Given information:
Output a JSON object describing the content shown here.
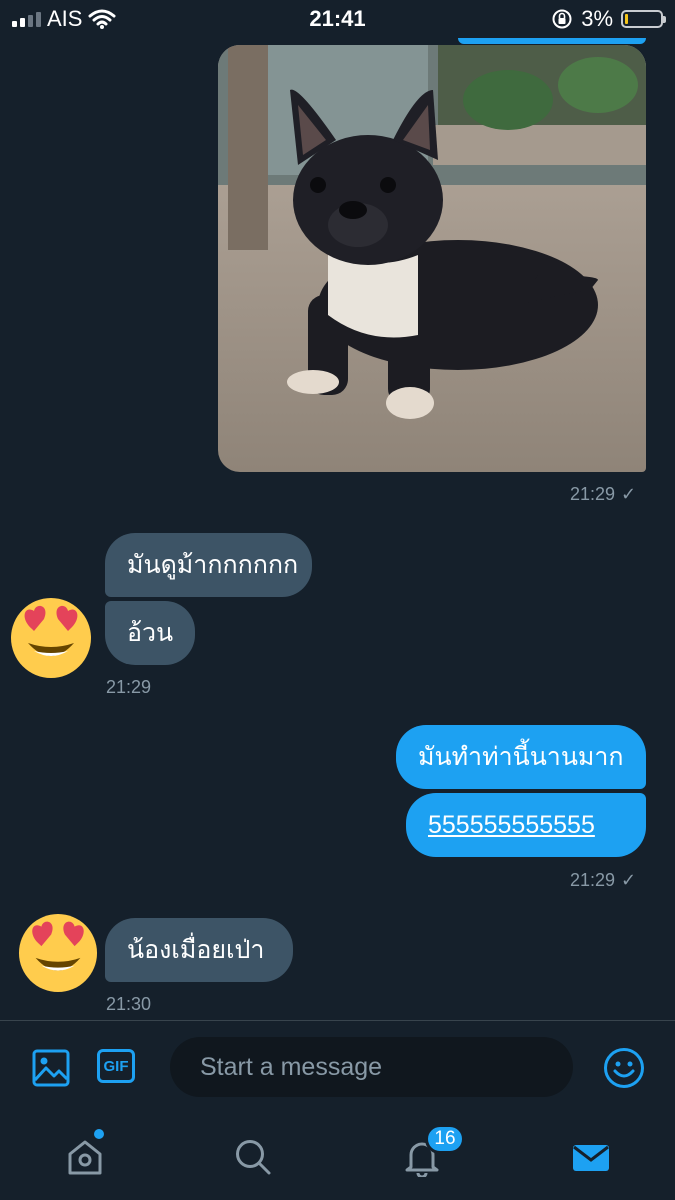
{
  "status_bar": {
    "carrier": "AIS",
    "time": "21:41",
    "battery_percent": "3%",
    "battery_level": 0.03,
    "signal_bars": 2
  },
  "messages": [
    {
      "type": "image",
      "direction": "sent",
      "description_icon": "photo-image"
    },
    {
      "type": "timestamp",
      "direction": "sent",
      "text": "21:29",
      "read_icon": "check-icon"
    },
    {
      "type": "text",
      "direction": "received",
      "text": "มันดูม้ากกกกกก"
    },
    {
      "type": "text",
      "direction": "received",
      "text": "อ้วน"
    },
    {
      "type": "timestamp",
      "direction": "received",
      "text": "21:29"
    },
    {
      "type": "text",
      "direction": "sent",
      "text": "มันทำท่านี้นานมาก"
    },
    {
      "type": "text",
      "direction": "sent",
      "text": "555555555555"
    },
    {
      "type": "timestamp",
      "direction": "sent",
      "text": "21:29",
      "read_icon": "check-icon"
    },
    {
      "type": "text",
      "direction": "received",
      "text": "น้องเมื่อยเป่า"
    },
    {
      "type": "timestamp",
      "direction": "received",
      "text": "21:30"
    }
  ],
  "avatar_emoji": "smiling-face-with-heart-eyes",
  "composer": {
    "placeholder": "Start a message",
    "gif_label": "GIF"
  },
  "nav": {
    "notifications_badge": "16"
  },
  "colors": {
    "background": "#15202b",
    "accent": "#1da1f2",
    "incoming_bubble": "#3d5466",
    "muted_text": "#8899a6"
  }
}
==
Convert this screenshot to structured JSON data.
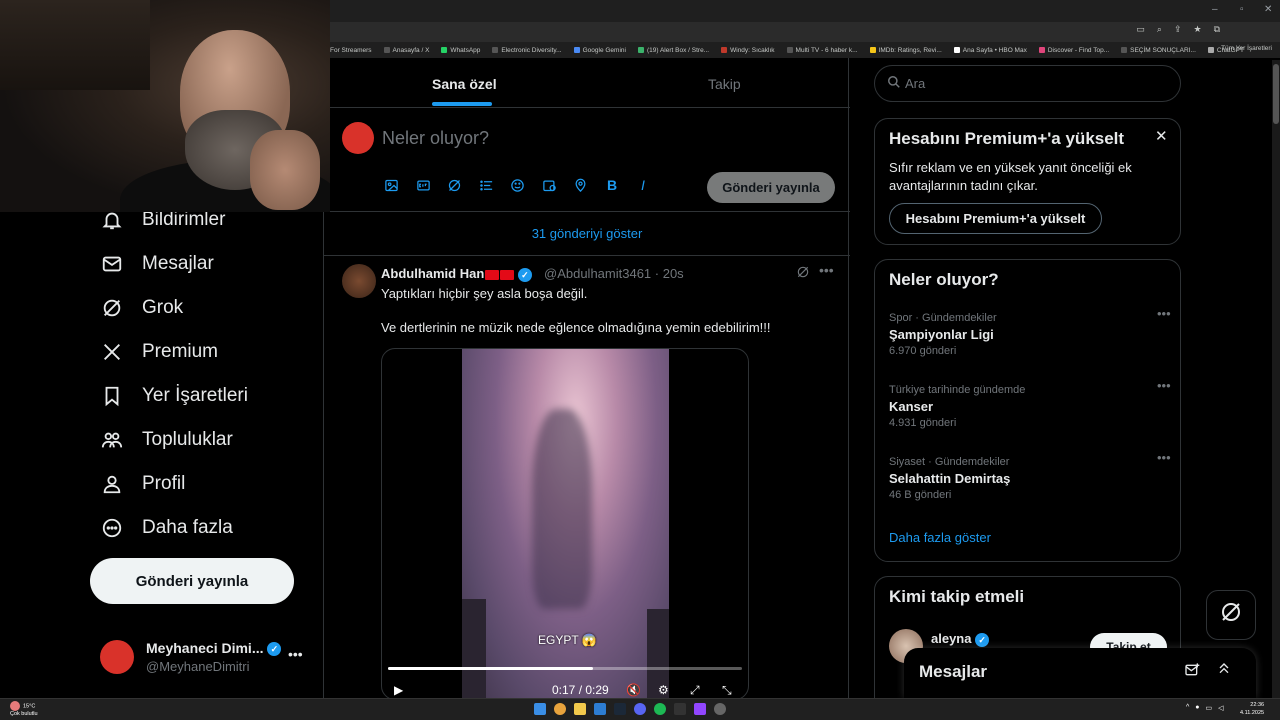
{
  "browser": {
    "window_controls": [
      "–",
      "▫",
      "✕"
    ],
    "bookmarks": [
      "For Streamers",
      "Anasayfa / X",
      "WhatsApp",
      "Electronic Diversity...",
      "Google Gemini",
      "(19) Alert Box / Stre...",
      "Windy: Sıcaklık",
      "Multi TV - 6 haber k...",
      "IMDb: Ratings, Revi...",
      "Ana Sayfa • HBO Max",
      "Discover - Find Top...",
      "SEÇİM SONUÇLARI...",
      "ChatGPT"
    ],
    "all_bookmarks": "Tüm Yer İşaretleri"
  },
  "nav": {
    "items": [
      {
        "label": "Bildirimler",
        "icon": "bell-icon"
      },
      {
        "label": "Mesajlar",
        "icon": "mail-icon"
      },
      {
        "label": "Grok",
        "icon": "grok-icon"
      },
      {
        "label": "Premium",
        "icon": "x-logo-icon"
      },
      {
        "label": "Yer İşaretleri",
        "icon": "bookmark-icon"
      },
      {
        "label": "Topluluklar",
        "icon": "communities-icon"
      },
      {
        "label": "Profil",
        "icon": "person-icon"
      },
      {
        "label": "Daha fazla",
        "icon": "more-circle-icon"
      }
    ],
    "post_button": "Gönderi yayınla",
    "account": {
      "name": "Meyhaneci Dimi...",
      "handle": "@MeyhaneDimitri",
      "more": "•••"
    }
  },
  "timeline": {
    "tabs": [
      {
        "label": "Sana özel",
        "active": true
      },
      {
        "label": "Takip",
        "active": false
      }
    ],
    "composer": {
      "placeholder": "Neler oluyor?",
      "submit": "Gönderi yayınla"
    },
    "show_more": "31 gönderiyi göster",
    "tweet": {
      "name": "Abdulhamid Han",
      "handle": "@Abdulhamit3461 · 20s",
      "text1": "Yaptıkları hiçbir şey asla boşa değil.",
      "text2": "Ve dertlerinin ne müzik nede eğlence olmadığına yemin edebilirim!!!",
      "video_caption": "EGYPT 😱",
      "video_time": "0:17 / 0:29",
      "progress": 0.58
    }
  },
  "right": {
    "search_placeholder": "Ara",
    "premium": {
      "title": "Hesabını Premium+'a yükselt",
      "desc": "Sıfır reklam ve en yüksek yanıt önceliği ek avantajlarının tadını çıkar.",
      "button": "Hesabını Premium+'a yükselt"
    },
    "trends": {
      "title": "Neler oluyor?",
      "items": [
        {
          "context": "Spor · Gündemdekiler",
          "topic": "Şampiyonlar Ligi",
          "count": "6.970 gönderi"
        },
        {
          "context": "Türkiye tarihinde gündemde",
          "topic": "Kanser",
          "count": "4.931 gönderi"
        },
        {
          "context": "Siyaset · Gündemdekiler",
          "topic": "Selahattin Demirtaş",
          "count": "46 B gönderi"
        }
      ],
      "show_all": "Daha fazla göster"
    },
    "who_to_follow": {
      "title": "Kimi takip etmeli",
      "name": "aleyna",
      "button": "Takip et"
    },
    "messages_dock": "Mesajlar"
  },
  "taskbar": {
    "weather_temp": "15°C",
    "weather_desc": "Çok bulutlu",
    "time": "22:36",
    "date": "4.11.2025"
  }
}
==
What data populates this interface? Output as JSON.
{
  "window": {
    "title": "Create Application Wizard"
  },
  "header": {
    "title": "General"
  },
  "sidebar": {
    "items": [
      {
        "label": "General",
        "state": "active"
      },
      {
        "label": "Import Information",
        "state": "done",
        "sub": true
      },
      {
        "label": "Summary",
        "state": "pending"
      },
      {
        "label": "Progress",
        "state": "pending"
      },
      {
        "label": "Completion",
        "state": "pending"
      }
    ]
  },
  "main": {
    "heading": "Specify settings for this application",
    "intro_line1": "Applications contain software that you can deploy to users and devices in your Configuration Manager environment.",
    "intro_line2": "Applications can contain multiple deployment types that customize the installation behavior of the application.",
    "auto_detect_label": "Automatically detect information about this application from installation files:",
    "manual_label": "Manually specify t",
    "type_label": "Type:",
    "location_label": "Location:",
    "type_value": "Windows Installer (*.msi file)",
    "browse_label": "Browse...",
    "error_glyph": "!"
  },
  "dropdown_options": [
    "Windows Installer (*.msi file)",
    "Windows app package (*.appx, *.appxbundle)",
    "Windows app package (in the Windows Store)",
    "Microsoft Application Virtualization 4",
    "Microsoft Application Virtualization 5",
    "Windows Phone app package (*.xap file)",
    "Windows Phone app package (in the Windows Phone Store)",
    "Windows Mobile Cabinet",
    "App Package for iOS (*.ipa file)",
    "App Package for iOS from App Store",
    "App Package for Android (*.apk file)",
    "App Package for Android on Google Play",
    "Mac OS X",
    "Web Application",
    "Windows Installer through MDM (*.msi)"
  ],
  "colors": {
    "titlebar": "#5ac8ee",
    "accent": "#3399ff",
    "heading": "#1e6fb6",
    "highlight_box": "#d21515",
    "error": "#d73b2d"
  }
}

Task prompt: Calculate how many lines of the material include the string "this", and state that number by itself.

Final answer: 4